## INFORMATION
──────────────────────────────

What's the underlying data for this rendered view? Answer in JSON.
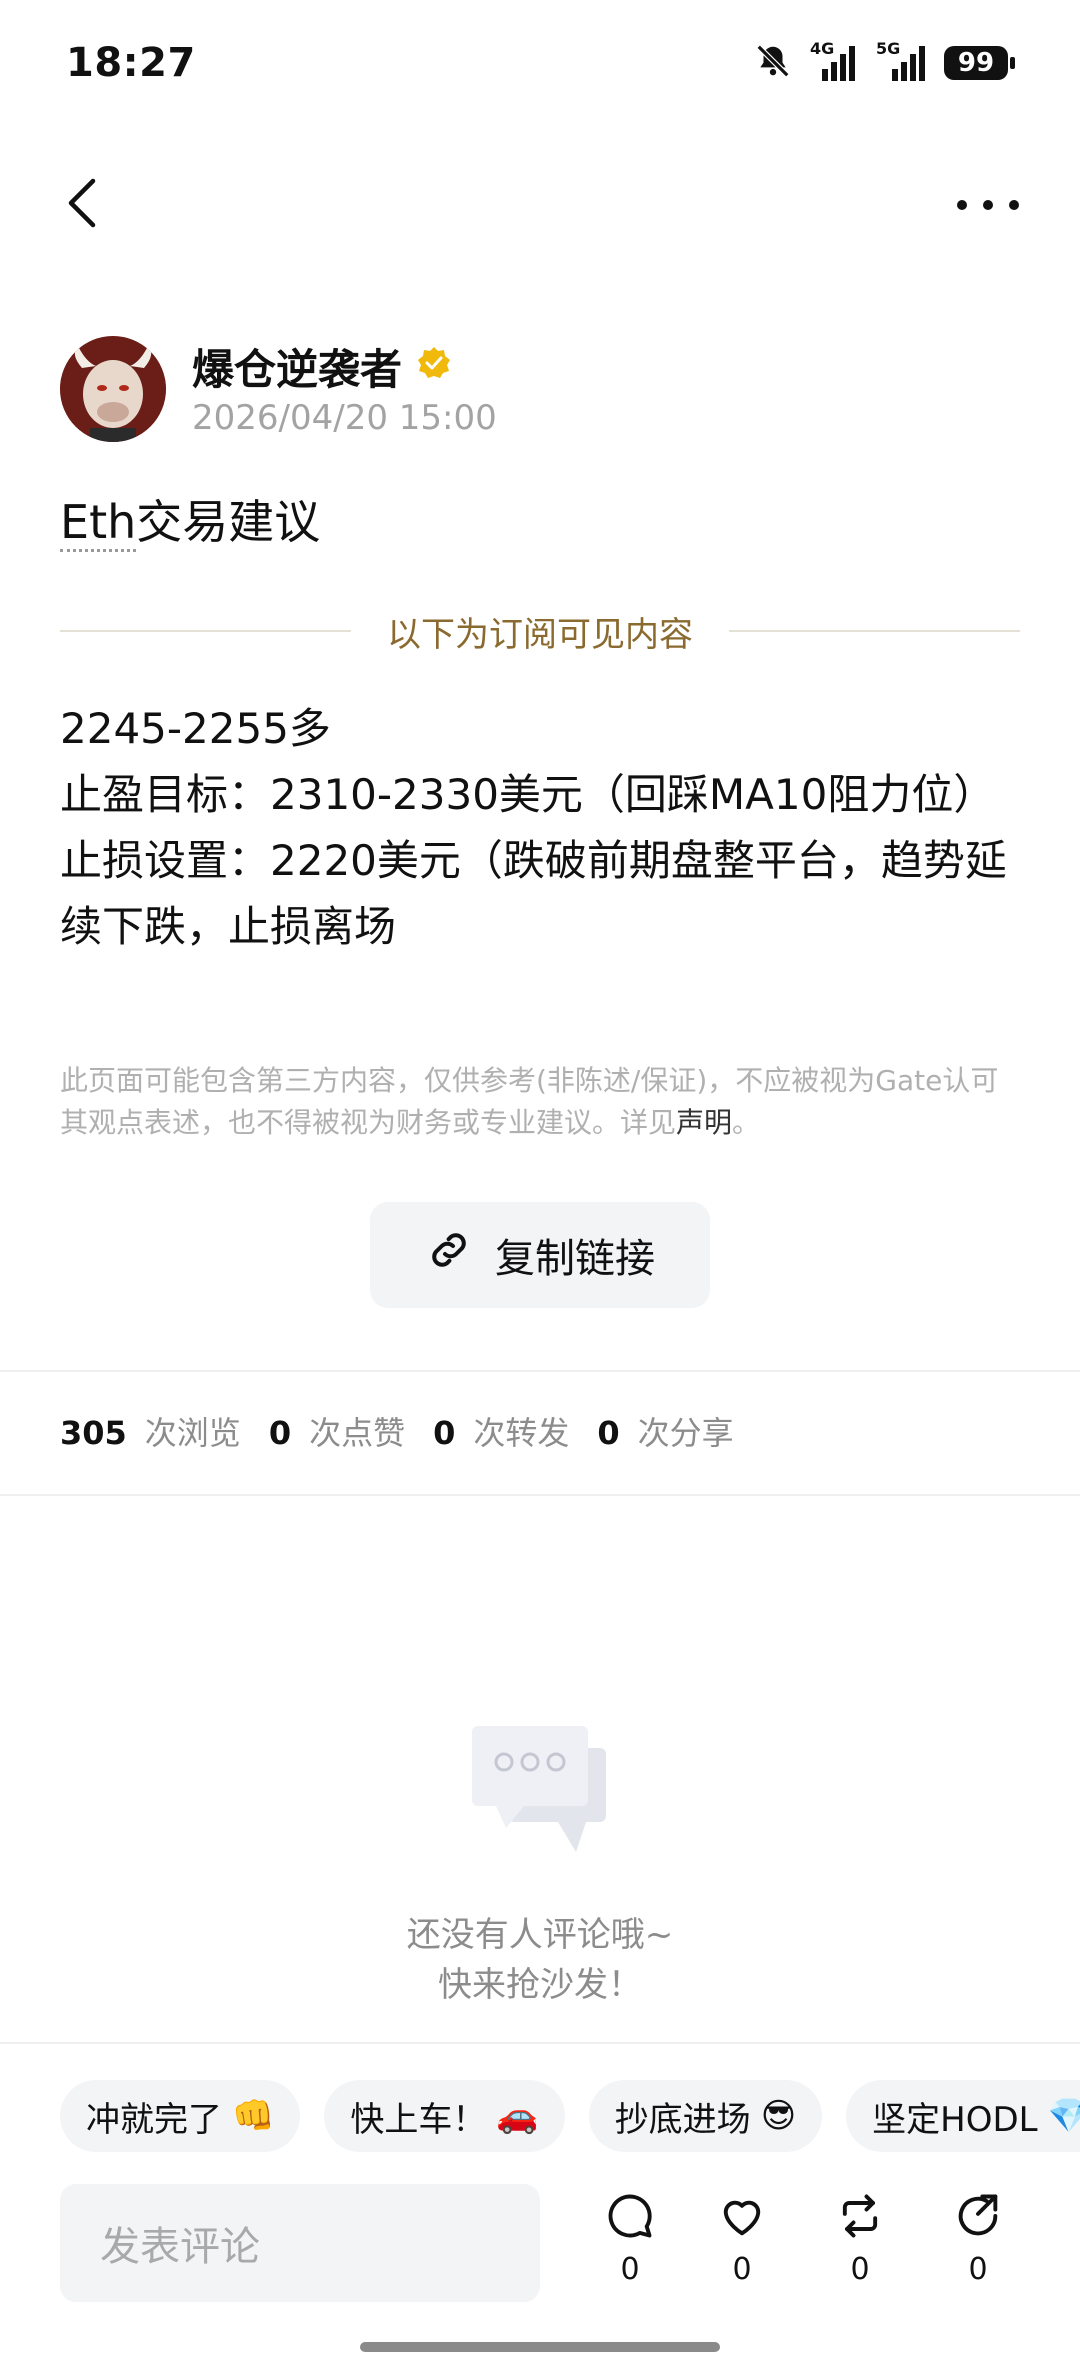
{
  "status_bar": {
    "time": "18:27",
    "network_4g": "4G",
    "network_5g": "5G",
    "battery": "99",
    "icons": [
      "mute-bell-icon",
      "signal-4g-icon",
      "signal-5g-icon",
      "battery-icon"
    ]
  },
  "nav": {
    "back_icon": "chevron-left-icon",
    "more_icon": "more-dots-icon"
  },
  "author": {
    "name": "爆仓逆袭者",
    "date": "2026/04/20 15:00",
    "verified_icon": "verified-badge-icon"
  },
  "post": {
    "title_underlined": "Eth",
    "title_rest": "交易建议",
    "subscription_label": "以下为订阅可见内容",
    "lines": [
      "2245-2255多",
      "止盈目标：2310-2330美元（回踩MA10阻力位）",
      "止损设置：2220美元（跌破前期盘整平台，趋势延续下跌，止损离场"
    ],
    "disclaimer": "此页面可能包含第三方内容，仅供参考(非陈述/保证)，不应被视为Gate认可其观点表述，也不得被视为财务或专业建议。详见",
    "disclaimer_link": "声明",
    "disclaimer_end": "。"
  },
  "copy_link": {
    "label": "复制链接",
    "icon": "link-icon"
  },
  "stats": {
    "views": "305",
    "views_label": "次浏览",
    "likes": "0",
    "likes_label": "次点赞",
    "reposts": "0",
    "reposts_label": "次转发",
    "shares": "0",
    "shares_label": "次分享"
  },
  "comments": {
    "empty_line1": "还没有人评论哦~",
    "empty_line2": "快来抢沙发！",
    "empty_icon": "chat-bubbles-icon"
  },
  "quick_replies": [
    {
      "text": "冲就完了",
      "emoji": "👊"
    },
    {
      "text": "快上车！",
      "emoji": "🚗"
    },
    {
      "text": "抄底进场",
      "emoji": "😎"
    },
    {
      "text": "坚定HODL",
      "emoji": "💎"
    }
  ],
  "bottom_bar": {
    "input_placeholder": "发表评论",
    "comment_count": "0",
    "like_count": "0",
    "repost_count": "0",
    "share_count": "0"
  },
  "colors": {
    "accent_gold": "#8a6a2e",
    "verified_yellow": "#f0b90b",
    "muted_text": "#a3a3a3",
    "chip_bg": "#f3f4f6"
  }
}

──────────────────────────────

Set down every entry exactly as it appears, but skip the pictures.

## ANSWER TO THE PROBLEM
What's the underlying data for this rendered view? Answer in JSON.
{
  "status_bar": {
    "time": "18:27",
    "network_4g": "4G",
    "network_5g": "5G",
    "battery": "99",
    "icons": [
      "mute-bell-icon",
      "signal-4g-icon",
      "signal-5g-icon",
      "battery-icon"
    ]
  },
  "nav": {
    "back_icon": "chevron-left-icon",
    "more_icon": "more-dots-icon"
  },
  "author": {
    "name": "爆仓逆袭者",
    "date": "2026/04/20 15:00",
    "verified_icon": "verified-badge-icon"
  },
  "post": {
    "title_underlined": "Eth",
    "title_rest": "交易建议",
    "subscription_label": "以下为订阅可见内容",
    "lines": [
      "2245-2255多",
      "止盈目标：2310-2330美元（回踩MA10阻力位）",
      "止损设置：2220美元（跌破前期盘整平台，趋势延续下跌，止损离场"
    ],
    "disclaimer": "此页面可能包含第三方内容，仅供参考(非陈述/保证)，不应被视为Gate认可其观点表述，也不得被视为财务或专业建议。详见",
    "disclaimer_link": "声明",
    "disclaimer_end": "。"
  },
  "copy_link": {
    "label": "复制链接",
    "icon": "link-icon"
  },
  "stats": {
    "views": "305",
    "views_label": "次浏览",
    "likes": "0",
    "likes_label": "次点赞",
    "reposts": "0",
    "reposts_label": "次转发",
    "shares": "0",
    "shares_label": "次分享"
  },
  "comments": {
    "empty_line1": "还没有人评论哦~",
    "empty_line2": "快来抢沙发！",
    "empty_icon": "chat-bubbles-icon"
  },
  "quick_replies": [
    {
      "text": "冲就完了",
      "emoji": "👊"
    },
    {
      "text": "快上车！",
      "emoji": "🚗"
    },
    {
      "text": "抄底进场",
      "emoji": "😎"
    },
    {
      "text": "坚定HODL",
      "emoji": "💎"
    }
  ],
  "bottom_bar": {
    "input_placeholder": "发表评论",
    "comment_count": "0",
    "like_count": "0",
    "repost_count": "0",
    "share_count": "0"
  },
  "colors": {
    "accent_gold": "#8a6a2e",
    "verified_yellow": "#f0b90b",
    "muted_text": "#a3a3a3",
    "chip_bg": "#f3f4f6"
  }
}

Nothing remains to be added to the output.